Barbados is finalising two nearshore Marine Managed Areas that will protect a significant percentage of nearshore reef systems along the island’s west and south coasts.

As founding champion for the action group, Seychelles’ Minister of Agriculture, Climate Change and Environment, Flavien Joubert, said:

“With the designation of more than 30% of our EEZ as Marine Protected Areas, our country is developing valuable knowledge on application of different Protected Areas models, innovative financing mechanism in the form of Debt for Nature Swap and financial instruments like Blue Bonds, which we would like to share with the world.

“The Action Group on Marine Protected Areas under the Commonwealth Blue Charter provides the right platform for us, in partnership with other countries, to exchange our national experience and build together the framework for more sustainable use of the ocean.”

Commonwealth Blue Charter action groups

The action group is one of ten under the Commonwealth Blue Charter, led by 16 champion countries, focusing on a range of ocean challenges, including:

  • Coral Reef Protection and Restoration (co-championed by Australia, Mauritius and Belize);
  • Commonwealth Clean Ocean Alliance (focused on marine plastic pollution, co-championed by Vanuatu and the United Kingdom);
  • Mangrove Ecosystems and Livelihoods (Sri Lanka);
  • Marine Protected Areas (Barbados and Seychelles); Ocean Acidification (New Zealand);
  • Ocean and Climate Change (Fiji); Ocean Observation (Canada);
  • Sustainable Aquaculture (Cyprus);
  • Sustainable Blue Economy (Antigua & Barbuda and Kenya);
  • Sustainable Coastal Fisheries (Kiribati and the Maldives).

Barbados is a member of seven of these action groups.

Sustainable aquaculture strategy to boost growth and food security

Commonwealth countries have outlined a joint plan to boost economic growth and food security through the sustainable farming of fish, shellfish and aquatic plants.

Aquaculture generates more than half of the seafood people eat across the world, and sustains some 26 million jobs.

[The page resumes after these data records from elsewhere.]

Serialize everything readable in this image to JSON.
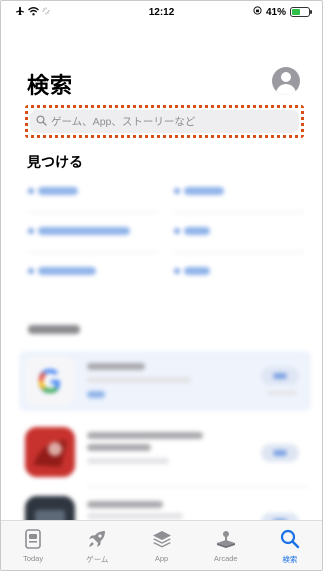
{
  "status_bar": {
    "time": "12:12",
    "battery": "41%"
  },
  "header": {
    "title": "検索"
  },
  "search": {
    "placeholder": "ゲーム、App、ストーリーなど"
  },
  "sections": {
    "discover": "見つける"
  },
  "tabs": [
    {
      "label": "Today",
      "icon": "today-icon",
      "active": false
    },
    {
      "label": "ゲーム",
      "icon": "rocket-icon",
      "active": false
    },
    {
      "label": "App",
      "icon": "layers-icon",
      "active": false
    },
    {
      "label": "Arcade",
      "icon": "joystick-icon",
      "active": false
    },
    {
      "label": "検索",
      "icon": "search-icon",
      "active": true
    }
  ],
  "colors": {
    "accent": "#1a73e8",
    "search_highlight": "#d94e15",
    "green_battery": "#30c04a"
  }
}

This translates to about 80 million tonnes of fish produced globally per year (up from 3 million in 1970), valued at around US$ 240 billion.

Nine countries are now joining forces to explore ways of expanding the sector within the Commonwealth. They are part of the Blue Charter action group on sustainable aquaculture, whose aim is to develop local communities, create more jobs, produce high quality food, while ensuring a healthy ocean.

To date, members include: Cyprus (as the lead or ‘champion’ country), The Bahamas, Bangladesh, Barbados, Fiji, Malaysia, Mauritius, Seychelles and Trinidad and Tobago.

Following the action group’s inaugural meeting in Cyprus on 25-27 February, the Director of Fisheries and Marine Resourses, Ms Marina Argyrou said: “Aquaculture, being the fastest growing food producing industry on a global scale,  has an important role in contributing to food security, creating employment opportunities, as well as improving the welfare of local communities.

“It also has the potential to provide environmental services in the framework of fisheries re-stocking programmes, as well as restoration projects for mangroves and corals.”

Ms Argyrou referred to aquaculture as a “main pillar of blue growth”, adding that: “It is our obligation to develop it in a sustainable way so as it will be financially viable, socially acceptable and environmentally compatible.”

The Action group will assess aquaculture practices in member states, outline shared priorities for action, and establish a framework for cooperation with the European Union and other international organisations.

It is one of 10 such groups under the Commonwealth Blue Charter – an agreement by all Commonwealth leaders to cooperate actively to protect ocean health and promote good ocean governance.

These action groups are led by ‘champion’ countries have stepped forward to rally members around key ocean issues, such as marine pollution, climate change, ocean acidification and the sustainable blue economy.

Ms Argyou concluded: “Cyprus is honoured to champion the Commonwealth Blue Charter Action Group on sustainable aquaculture. We hope this platform will spur action among like-minded countries and partners, with a focus on knowledge-sharing, cooperation, and taking a science-based approach to sustainably develop our activities.”